WORK INSTRUCTIONS
Copy out each line in the material below that has the word "Sensor".

SOURCE INFORMATION
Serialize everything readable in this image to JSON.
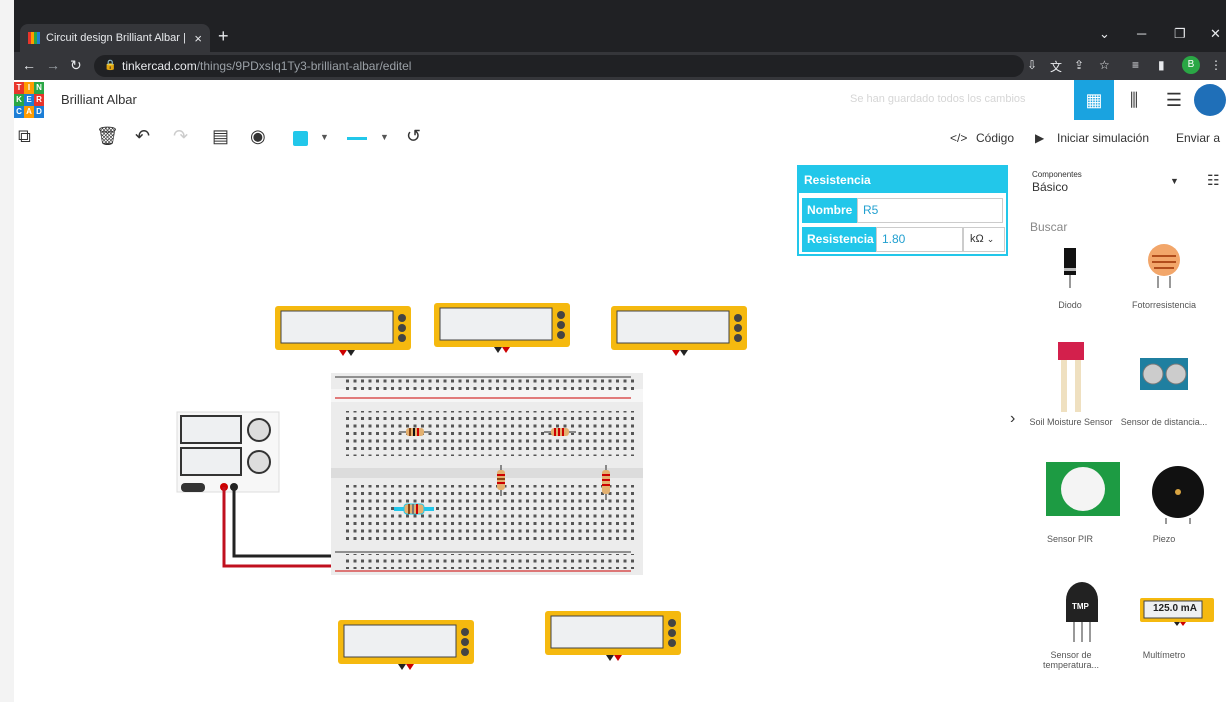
{
  "browser": {
    "tab_title": "Circuit design Brilliant Albar | Tin",
    "tab_close": "×",
    "new_tab": "+",
    "url_host": "tinkercad.com",
    "url_path": "/things/9PDxsIq1Ty3-brilliant-albar/editel",
    "profile_initial": "B"
  },
  "app": {
    "logo_letters": [
      "T",
      "I",
      "N",
      "K",
      "E",
      "R",
      "C",
      "A",
      "D"
    ],
    "project_name": "Brilliant Albar",
    "saved_status": "Se han guardado todos los cambios",
    "code_label": "Código",
    "simulate_label": "Iniciar simulación",
    "send_label": "Enviar a"
  },
  "inspector": {
    "title": "Resistencia",
    "name_label": "Nombre",
    "name_value": "R5",
    "resistance_label": "Resistencia",
    "resistance_value": "1.80",
    "unit": "kΩ"
  },
  "panel": {
    "components_small": "Componentes",
    "components_selected": "Básico",
    "search_label": "Buscar",
    "items": [
      {
        "label": "Diodo"
      },
      {
        "label": "Fotorresistencia"
      },
      {
        "label": "Soil Moisture Sensor"
      },
      {
        "label": "Sensor de distancia..."
      },
      {
        "label": "Sensor PIR"
      },
      {
        "label": "Piezo"
      },
      {
        "label": "Sensor de temperatura..."
      },
      {
        "label": "Multímetro"
      }
    ],
    "multimeter_reading": "125.0 mA",
    "tmp_chip_label": "TMP"
  },
  "colors": {
    "accent": "#22c7ea",
    "multimeter": "#f5b90f",
    "breadboard": "#ececec"
  }
}
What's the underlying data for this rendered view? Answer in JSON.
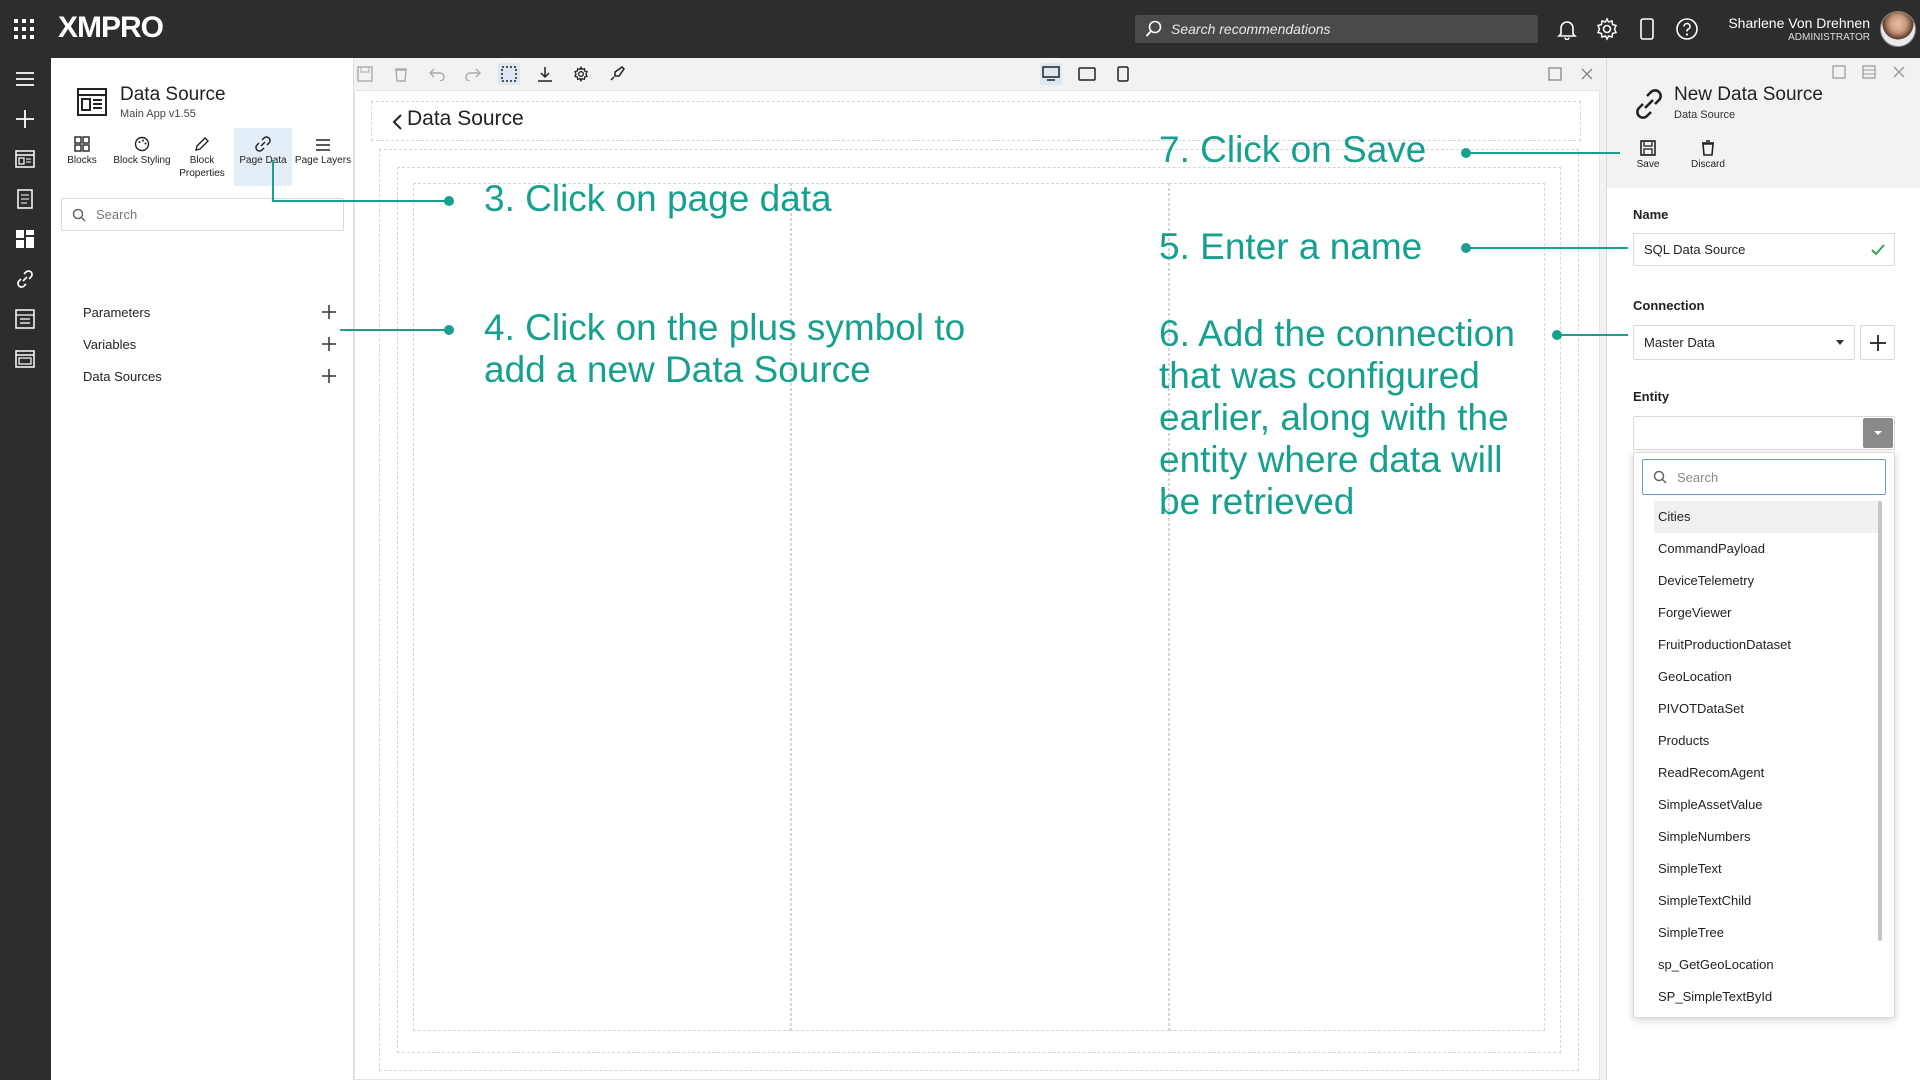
{
  "topbar": {
    "brand": "XMPRO",
    "search_placeholder": "Search recommendations",
    "user_name": "Sharlene Von Drehnen",
    "user_role": "ADMINISTRATOR",
    "icons": [
      "apps-grid-icon",
      "bell-icon",
      "gear-icon",
      "mobile-icon",
      "help-icon"
    ]
  },
  "rail": {
    "icons": [
      "menu-icon",
      "plus-icon",
      "apps-icon",
      "recommendations-icon",
      "dashboard-icon",
      "link-icon",
      "datastreams-icon",
      "calendar-icon",
      "xmpro-logo-icon"
    ]
  },
  "left_panel": {
    "title": "Data Source",
    "subtitle": "Main App v1.55",
    "tabs": [
      {
        "label": "Blocks"
      },
      {
        "label": "Block Styling"
      },
      {
        "label": "Block Properties"
      },
      {
        "label": "Page Data"
      },
      {
        "label": "Page Layers"
      }
    ],
    "search_placeholder": "Search",
    "rows": [
      {
        "label": "Parameters"
      },
      {
        "label": "Variables"
      },
      {
        "label": "Data Sources"
      }
    ]
  },
  "canvas": {
    "page_title": "Data Source",
    "toolbar_icons": [
      "save-icon",
      "delete-icon",
      "undo-icon",
      "redo-icon",
      "select-icon",
      "download-icon",
      "settings-icon",
      "publish-icon",
      "desktop-icon",
      "tablet-icon",
      "mobile-icon",
      "maximize-icon",
      "close-icon"
    ]
  },
  "right_panel": {
    "title": "New Data Source",
    "subtitle": "Data Source",
    "save_label": "Save",
    "discard_label": "Discard",
    "name_label": "Name",
    "name_value": "SQL Data Source",
    "connection_label": "Connection",
    "connection_value": "Master Data",
    "entity_label": "Entity",
    "entity_search_placeholder": "Search",
    "entities": [
      "Cities",
      "CommandPayload",
      "DeviceTelemetry",
      "ForgeViewer",
      "FruitProductionDataset",
      "GeoLocation",
      "PIVOTDataSet",
      "Products",
      "ReadRecomAgent",
      "SimpleAssetValue",
      "SimpleNumbers",
      "SimpleText",
      "SimpleTextChild",
      "SimpleTree",
      "sp_GetGeoLocation",
      "SP_SimpleTextById"
    ]
  },
  "annotations": {
    "step3": "3. Click on page data",
    "step4": "4. Click on the plus symbol to\nadd a new Data Source",
    "step5": "5. Enter a name",
    "step6": "6. Add the connection\nthat was configured\nearlier, along with the\nentity where data will\nbe retrieved",
    "step7": "7. Click on Save"
  },
  "colors": {
    "annotation": "#18a08f",
    "topbar": "#2d2d2d",
    "active_tab": "#e4eef7"
  }
}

EXERCISE SOLUTION
        "label": "Soil Moisture Sensor"
        "label": "Sensor de distancia..."
        "label": "Sensor PIR"
        "label": "Sensor de temperatura..."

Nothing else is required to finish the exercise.